Using the moser clippers, tidy up the hard-to-reach areas of the front and back legs and the head, including the ears.
Work on the ears from the tips down into the head.
Trim the tail with the udder clippers: start roughly level with the calf’s flank. The bottom of the tail should be left bushy.
The tail should be clipped all the way up, but leave the tail head as this will be finished as part of the top line.
Once all the initial clipping is complete, the calf should be washed again before finishing touches.
Comb the hair into natural position
Comb the hair on the topline in the direction it has fallen naturally after the wash. By combing the hair down in that direction, it will set nice and straight and make it easier to dry into its final position for setting.
Drying the topline
Using the hairdryer and hair brush, the hair on the topline needs to be blown upright as straight as possible, holding the hairdryer at 45 degrees to the back, on the heat setting.
This is also a good time to blowdry the belly hair ready for a final trim.
Depending on the calf, it may work to leave the belly hair a bit longer to accentuate the depth of the calf. In this case it needs to be blended into the body hair so there is not a stark contrast between the short body hair and longer blowdried belly hair.
It is then time to move on to finishing the top line.
Blend and set the topline
Using the Mosers, ensure the hair just beneath the topline blends seamlessly into the body hair. Then spray the topline with a setting spray to hold the hair in position, using an animal-friendly product.
The final topline cut
This stage may take some time and must not be rushed.
Using the same clippers used for the body hair, work along the topline slowly, taking any fine bits of hair off and perfecting the line so it is straight, levels out any natural highs and lows on the calf, and is just slightly angled up towards the head.
A pair of scissors can be useful at this stage to trim any bits the clippers have missed.
The process is a combination of trimming and spraying with hair spray, and using your hands to lift and set the tail fin hair in place.
Too much hairspray can make the hair stiff and hard to cut, but too little will not hold it in place.
The calf will go back to its bed before its show class, so around half an hour before going into the ring you need to blowdry off any straw or sawdust caught up in the hair and blowdry the belly hair to give it a lift where it will have been flattened by the calf lying down.
The hairspray used in the setting process can leave a bit of white residue on some dark areas of hair. To rectify this, spray the black areas along the back with a black hair spray (animal friendly). Use a cover on the white areas while doing this to ensure the spray doesn’t drift on to those.
Using a soft bristle brush, give the calf a final brush down and mist her with a shine spray to create a glossy finish on her coat.

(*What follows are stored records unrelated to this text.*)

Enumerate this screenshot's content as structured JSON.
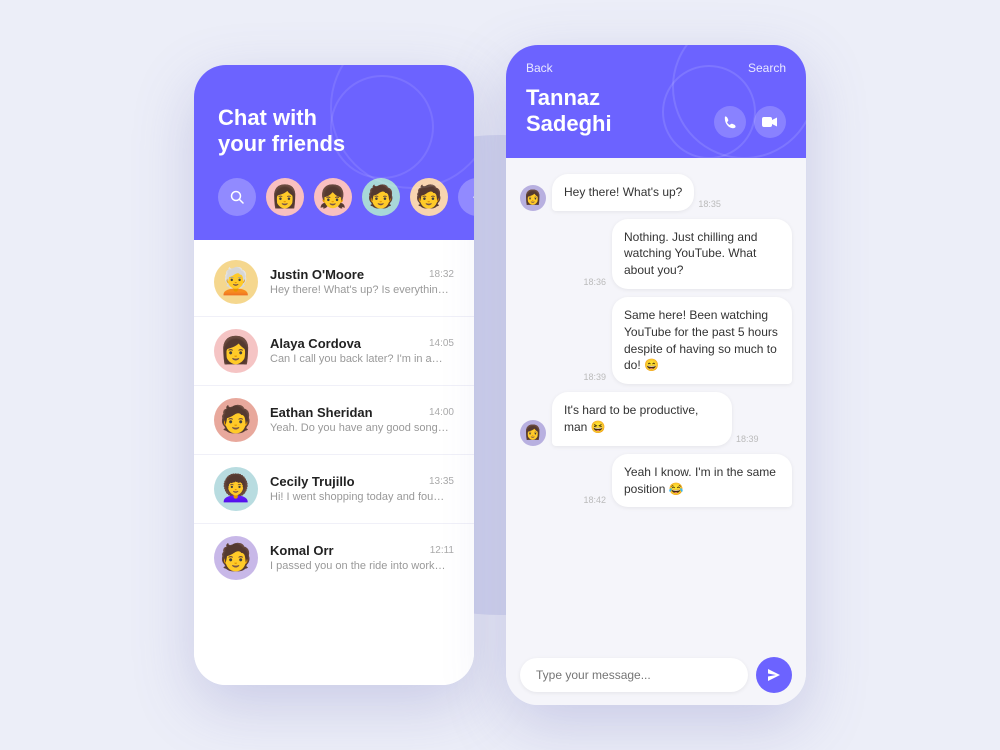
{
  "background": {
    "circle_color": "#c8cae8"
  },
  "phone1": {
    "header": {
      "title_line1": "Chat with",
      "title_line2": "your friends"
    },
    "stories": [
      {
        "type": "search",
        "icon": "🔍"
      },
      {
        "type": "avatar",
        "emoji": "👩",
        "color": "pink",
        "id": "s1"
      },
      {
        "type": "avatar",
        "emoji": "👧",
        "color": "pink",
        "id": "s2"
      },
      {
        "type": "avatar",
        "emoji": "🧑",
        "color": "teal",
        "id": "s3"
      },
      {
        "type": "avatar",
        "emoji": "🧑",
        "color": "peach",
        "id": "s4"
      }
    ],
    "chats": [
      {
        "id": "c1",
        "name": "Justin O'Moore",
        "time": "18:32",
        "preview": "Hey there! What's up? Is everything…",
        "emoji": "🧑‍🦳",
        "avatarColor": "ca-yellow"
      },
      {
        "id": "c2",
        "name": "Alaya Cordova",
        "time": "14:05",
        "preview": "Can I call you back later? I'm in a…",
        "emoji": "👩",
        "avatarColor": "ca-pink"
      },
      {
        "id": "c3",
        "name": "Eathan Sheridan",
        "time": "14:00",
        "preview": "Yeah. Do you have any good song…",
        "emoji": "🧑",
        "avatarColor": "ca-salmon"
      },
      {
        "id": "c4",
        "name": "Cecily Trujillo",
        "time": "13:35",
        "preview": "Hi! I went shopping today and fou…",
        "emoji": "👩‍🦱",
        "avatarColor": "ca-teal"
      },
      {
        "id": "c5",
        "name": "Komal Orr",
        "time": "12:11",
        "preview": "I passed you on the ride into work…",
        "emoji": "🧑",
        "avatarColor": "ca-purple"
      }
    ]
  },
  "phone2": {
    "header": {
      "back_label": "Back",
      "search_label": "Search",
      "contact_name_line1": "Tannaz",
      "contact_name_line2": "Sadeghi",
      "phone_icon": "📞",
      "video_icon": "📹"
    },
    "messages": [
      {
        "id": "m1",
        "type": "received",
        "text": "Hey there! What's up?",
        "time": "18:35",
        "show_avatar": true
      },
      {
        "id": "m2",
        "type": "sent",
        "text": "Nothing. Just chilling and watching YouTube. What about you?",
        "time": "18:36",
        "show_avatar": false
      },
      {
        "id": "m3",
        "type": "sent",
        "text": "Same here! Been watching YouTube for the past 5 hours despite of having so much to do! 😄",
        "time": "18:39",
        "show_avatar": false
      },
      {
        "id": "m4",
        "type": "received",
        "text": "It's hard to be productive, man 😆",
        "time": "18:39",
        "show_avatar": true
      },
      {
        "id": "m5",
        "type": "sent",
        "text": "Yeah I know. I'm in the same position 😂",
        "time": "18:42",
        "show_avatar": false
      }
    ],
    "input": {
      "placeholder": "Type your message...",
      "send_icon": "➤"
    }
  }
}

With the hairbrush used for the topline, backcomb the tail hair to fluff up the tail bush and then set it with hairspray.
Leather halter on
Once the rope halter has been switched for a leather one, the calf is ready to enter the ring.